* **PROBLEM DETAILS**:
Determine the number of lines in the entries below in which the word "icon" appears, and reply with that number only.

RECORDS PROVIDED Block Start

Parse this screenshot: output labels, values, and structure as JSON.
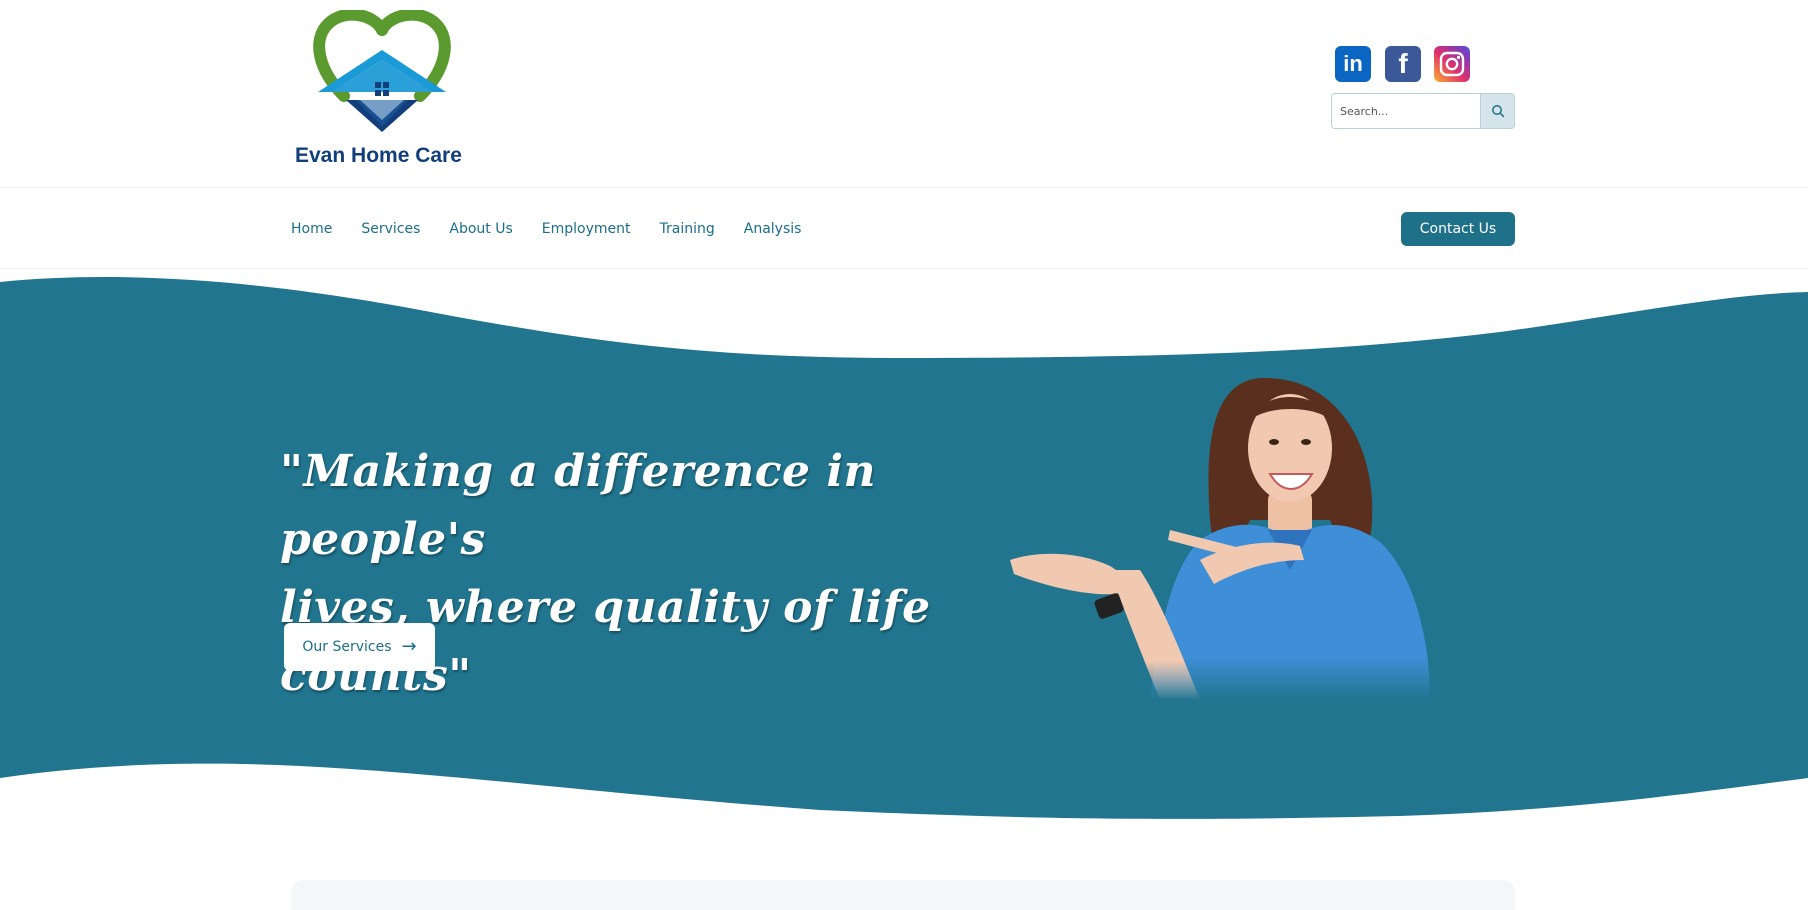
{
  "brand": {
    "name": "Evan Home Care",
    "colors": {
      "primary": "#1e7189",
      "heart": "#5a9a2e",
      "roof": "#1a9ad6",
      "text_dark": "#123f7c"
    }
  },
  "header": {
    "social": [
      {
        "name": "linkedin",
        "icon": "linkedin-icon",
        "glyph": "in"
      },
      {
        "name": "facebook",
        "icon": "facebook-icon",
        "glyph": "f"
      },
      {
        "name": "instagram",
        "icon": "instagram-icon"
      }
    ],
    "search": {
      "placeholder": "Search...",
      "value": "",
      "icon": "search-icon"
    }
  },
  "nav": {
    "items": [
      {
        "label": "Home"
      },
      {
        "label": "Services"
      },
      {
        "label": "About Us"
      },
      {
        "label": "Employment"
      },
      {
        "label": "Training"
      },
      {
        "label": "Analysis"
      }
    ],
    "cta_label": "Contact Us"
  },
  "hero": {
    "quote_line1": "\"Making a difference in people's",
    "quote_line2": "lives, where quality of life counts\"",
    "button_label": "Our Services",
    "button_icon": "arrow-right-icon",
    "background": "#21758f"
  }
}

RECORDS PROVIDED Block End
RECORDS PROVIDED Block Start

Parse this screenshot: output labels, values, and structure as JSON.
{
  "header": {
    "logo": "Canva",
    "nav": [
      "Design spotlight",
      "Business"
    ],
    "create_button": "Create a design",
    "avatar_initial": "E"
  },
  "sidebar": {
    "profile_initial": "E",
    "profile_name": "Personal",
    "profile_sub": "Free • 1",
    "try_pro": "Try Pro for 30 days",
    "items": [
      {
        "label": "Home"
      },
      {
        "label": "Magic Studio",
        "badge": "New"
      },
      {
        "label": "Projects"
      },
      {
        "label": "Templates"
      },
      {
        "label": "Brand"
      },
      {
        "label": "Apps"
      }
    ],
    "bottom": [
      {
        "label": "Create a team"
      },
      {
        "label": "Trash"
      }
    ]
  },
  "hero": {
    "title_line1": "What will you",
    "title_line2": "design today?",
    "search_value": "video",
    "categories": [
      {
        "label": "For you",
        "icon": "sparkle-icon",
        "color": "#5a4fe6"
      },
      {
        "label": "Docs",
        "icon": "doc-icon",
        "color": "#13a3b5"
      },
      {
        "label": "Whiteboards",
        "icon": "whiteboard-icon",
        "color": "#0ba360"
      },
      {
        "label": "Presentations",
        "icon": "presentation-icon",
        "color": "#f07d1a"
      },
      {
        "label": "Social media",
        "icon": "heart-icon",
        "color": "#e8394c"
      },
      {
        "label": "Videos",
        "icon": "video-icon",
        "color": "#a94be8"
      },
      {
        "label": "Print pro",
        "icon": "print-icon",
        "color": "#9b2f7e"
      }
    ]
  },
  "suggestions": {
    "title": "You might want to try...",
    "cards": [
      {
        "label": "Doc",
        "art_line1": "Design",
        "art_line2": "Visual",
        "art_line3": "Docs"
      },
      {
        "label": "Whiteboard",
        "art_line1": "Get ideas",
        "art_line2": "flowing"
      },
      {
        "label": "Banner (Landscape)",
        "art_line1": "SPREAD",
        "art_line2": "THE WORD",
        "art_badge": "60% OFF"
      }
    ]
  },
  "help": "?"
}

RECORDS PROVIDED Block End

* **WRITTEN RESPONSE**:
12